“While the commission’s decision is disappointing, Telkom and MTN have agreed not to proceed with the transaction, as we wish to avoid a protracted [Competition] Tribunal hearing,” Maseko said.
“Over the past 18 months, our focused efforts to de-risk our mobile business have delivered a mobile division that is viable and sustainable. The mobile business will break even in this financial year and we are most encouraged by the stability that has been brought into our mobile environment. As previously communicated, we will continue to explore all avenues to further strengthen our mobile business.”
“I’d like to do something with them. At the right price, I’m a buyer,” he is quoted as having said. He also said Telkom has a strong balance sheet, giving it the “flexibility to pursue … options”.
The Competition Commission decided to recommend that Telkom’s deal with MTN be blocked as it would “substantially prevent or lessen competition in the mobile services market”.

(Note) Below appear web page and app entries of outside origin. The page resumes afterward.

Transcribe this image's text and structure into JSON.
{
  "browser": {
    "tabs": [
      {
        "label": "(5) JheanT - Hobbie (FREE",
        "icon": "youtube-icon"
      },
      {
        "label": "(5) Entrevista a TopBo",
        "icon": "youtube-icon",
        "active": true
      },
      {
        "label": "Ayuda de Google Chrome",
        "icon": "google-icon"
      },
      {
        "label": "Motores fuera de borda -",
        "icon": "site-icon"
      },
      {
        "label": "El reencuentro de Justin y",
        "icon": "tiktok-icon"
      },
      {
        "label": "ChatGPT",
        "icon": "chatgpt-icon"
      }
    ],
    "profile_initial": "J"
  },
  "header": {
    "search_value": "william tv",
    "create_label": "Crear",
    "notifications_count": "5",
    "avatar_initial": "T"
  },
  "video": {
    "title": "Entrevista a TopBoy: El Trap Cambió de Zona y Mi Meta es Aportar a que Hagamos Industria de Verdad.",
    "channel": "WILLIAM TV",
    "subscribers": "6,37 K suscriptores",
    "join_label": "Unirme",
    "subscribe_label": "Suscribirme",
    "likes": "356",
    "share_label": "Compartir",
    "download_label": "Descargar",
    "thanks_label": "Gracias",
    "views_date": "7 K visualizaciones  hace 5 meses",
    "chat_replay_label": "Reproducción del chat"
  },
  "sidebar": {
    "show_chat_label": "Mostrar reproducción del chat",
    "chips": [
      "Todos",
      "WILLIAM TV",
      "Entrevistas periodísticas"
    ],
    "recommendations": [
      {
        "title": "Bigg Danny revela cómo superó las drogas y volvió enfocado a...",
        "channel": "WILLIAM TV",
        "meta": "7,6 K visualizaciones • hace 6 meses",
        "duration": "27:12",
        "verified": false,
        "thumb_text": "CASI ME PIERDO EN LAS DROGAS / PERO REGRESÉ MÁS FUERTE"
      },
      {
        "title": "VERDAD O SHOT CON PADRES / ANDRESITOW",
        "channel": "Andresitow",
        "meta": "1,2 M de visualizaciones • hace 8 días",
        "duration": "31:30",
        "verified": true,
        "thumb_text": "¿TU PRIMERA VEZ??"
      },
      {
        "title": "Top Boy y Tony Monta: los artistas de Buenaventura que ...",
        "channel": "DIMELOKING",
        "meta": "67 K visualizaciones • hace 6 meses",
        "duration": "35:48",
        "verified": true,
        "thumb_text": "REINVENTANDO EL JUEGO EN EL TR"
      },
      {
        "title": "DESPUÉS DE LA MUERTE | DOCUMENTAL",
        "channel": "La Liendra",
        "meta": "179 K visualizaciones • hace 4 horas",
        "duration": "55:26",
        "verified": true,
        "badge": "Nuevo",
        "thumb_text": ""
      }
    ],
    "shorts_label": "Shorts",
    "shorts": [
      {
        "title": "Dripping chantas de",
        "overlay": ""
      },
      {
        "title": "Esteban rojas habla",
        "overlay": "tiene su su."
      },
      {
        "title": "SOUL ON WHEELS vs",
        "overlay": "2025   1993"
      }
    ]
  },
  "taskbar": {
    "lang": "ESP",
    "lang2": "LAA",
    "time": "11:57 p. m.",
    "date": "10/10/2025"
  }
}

“The access to additional spectrum capacity by MTN will confer first mover advantages to it relating to network speed, capacity and mobile offerings. MTN would be able to gain a significant competitive and time advantage, offering network and services that cannot be significantly constrained by rivals, particularly given the market position of Cell C and Telkom Mobile,” the commission said.
It said the deal was likely to “entrench a duopolistic market structure dominated by Vodacom and MTN”.
“Such a resultant duopoly market structure is unlikely to serve customers well, particularly when considering that it is the smaller mobile operators that lower prices before the larger operators, MTN and Vodacom.” — (c) 2015 NewsCentral Media